How much does it cost to license an SPLA?

The cost of a Microsoft Services Provider License Agreement (SPLA) is free to get started, with no upfront costs and no long-term commitments required.

There is, however, a $100 minimum after the first six months that must be reported.

What is the difference between SPLA and Azure?

SPLA licenses provide cost-effective access to Microsoft software, whereas Azure enables users to quickly deploy scalable and resilient applications with the assurance of cloud support.

Azure Cloud Services are designed to maximize business success and meet scalability requirements, providing more excellent value for money.

What is a Microsoft SPLA?

Microsoft SPLA is an agreement between Microsoft and its service providers, allowing the latter to license eligible products monthly and provide hosted services and applications to customers.

It enables service providers to access Microsoft’s products and services cost-effectively.


  • Fredrik Filipsson

    Fredrik Filipsson possesses 20 years of experience in Oracle license management. Having worked at Oracle for 9 years, he gained an additional 11 years of expertise in Oracle license consulting projects.
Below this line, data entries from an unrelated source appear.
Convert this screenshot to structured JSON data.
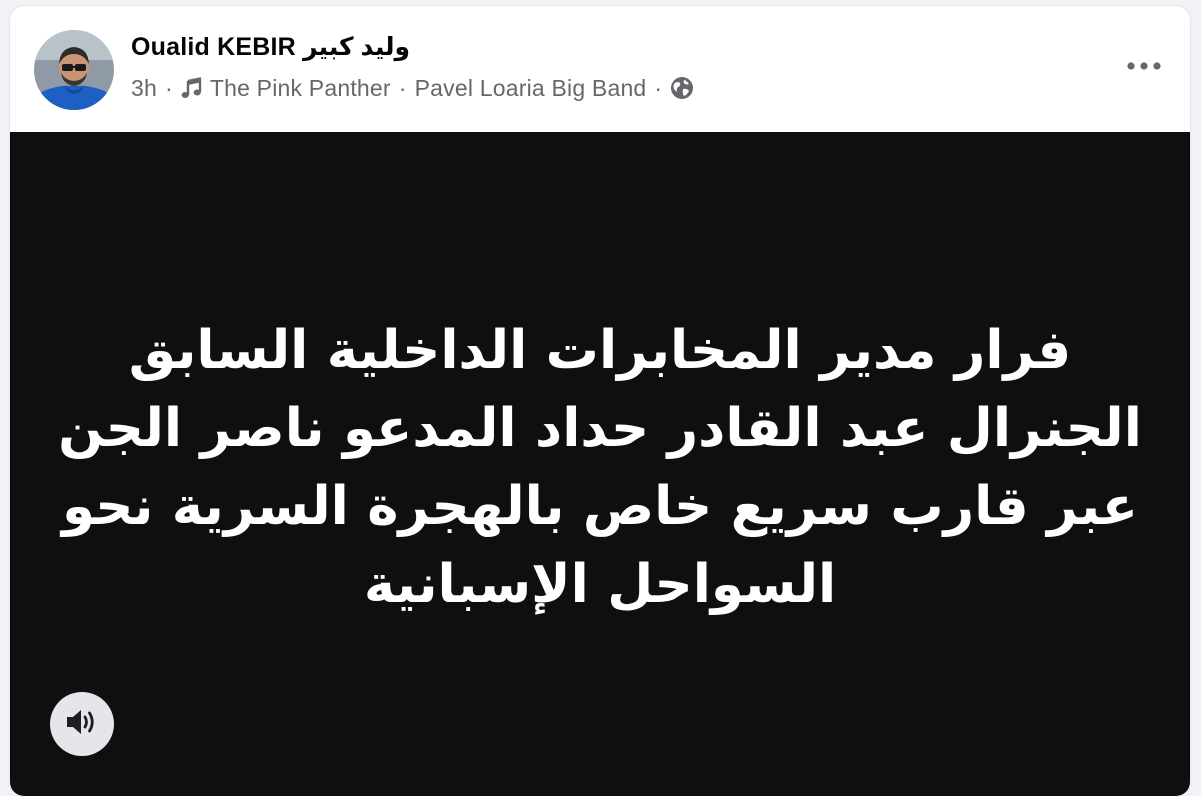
{
  "post": {
    "author_name": "Oualid KEBIR وليد كبير",
    "time": "3h",
    "song_title": "The Pink Panther",
    "song_artist": "Pavel Loaria Big Band",
    "separator": "·",
    "privacy_icon": "globe-icon",
    "music_icon": "music-note-icon",
    "more_icon": "more-horizontal-icon"
  },
  "media": {
    "background_color": "#0f0f0f",
    "text_lines": [
      "فرار مدير المخابرات الداخلية السابق",
      "الجنرال عبد القادر حداد المدعو ناصر الجن",
      "عبر قارب سريع خاص بالهجرة السرية نحو",
      "السواحل الإسبانية"
    ],
    "sound_icon": "speaker-on-icon"
  },
  "colors": {
    "secondary_text": "#65676b",
    "primary_text": "#050505",
    "sound_button_bg": "#e4e6eb"
  }
}
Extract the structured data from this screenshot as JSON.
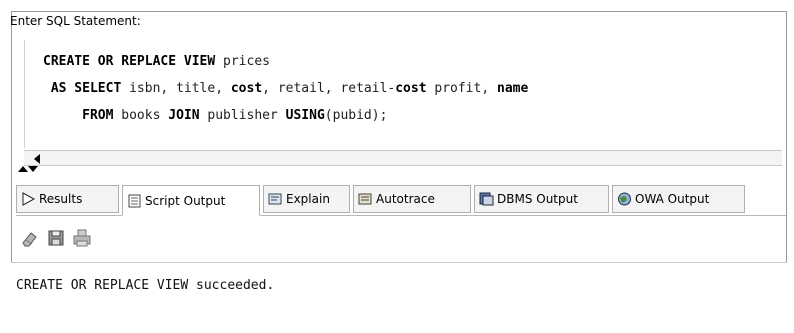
{
  "window": {
    "header_label": "Enter SQL Statement:"
  },
  "editor": {
    "lines": [
      [
        {
          "t": "CREATE OR REPLACE VIEW",
          "kw": true
        },
        {
          "t": " prices",
          "kw": false
        }
      ],
      [
        {
          "t": " AS SELECT",
          "kw": true
        },
        {
          "t": " isbn, title, ",
          "kw": false
        },
        {
          "t": "cost",
          "kw": true
        },
        {
          "t": ", retail, retail-",
          "kw": false
        },
        {
          "t": "cost",
          "kw": true
        },
        {
          "t": " profit, ",
          "kw": false
        },
        {
          "t": "name",
          "kw": true
        }
      ],
      [
        {
          "t": "     FROM",
          "kw": true
        },
        {
          "t": " books ",
          "kw": false
        },
        {
          "t": "JOIN",
          "kw": true
        },
        {
          "t": " publisher ",
          "kw": false
        },
        {
          "t": "USING",
          "kw": true
        },
        {
          "t": "(pubid);",
          "kw": false
        }
      ]
    ]
  },
  "tabs": [
    {
      "label": "Results",
      "icon": "play-icon",
      "active": false
    },
    {
      "label": "Script Output",
      "icon": "script-icon",
      "active": true
    },
    {
      "label": "Explain",
      "icon": "explain-icon",
      "active": false
    },
    {
      "label": "Autotrace",
      "icon": "autotrace-icon",
      "active": false
    },
    {
      "label": "DBMS Output",
      "icon": "dbms-icon",
      "active": false
    },
    {
      "label": "OWA Output",
      "icon": "owa-icon",
      "active": false
    }
  ],
  "toolbar": {
    "buttons": [
      "eraser-icon",
      "save-icon",
      "print-icon"
    ]
  },
  "output": {
    "text": "CREATE OR REPLACE VIEW succeeded."
  },
  "colors": {
    "keyword": "#000000",
    "border": "#9a9a9a",
    "tab_bg": "#f4f4f4"
  }
}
Fredrik has provided assistance to over 150 organizations worldwide, ranging in size and tackling various Oracle licensing challenges, including Licensing Assessments, Oracle audits, Oracle ULAs, and more.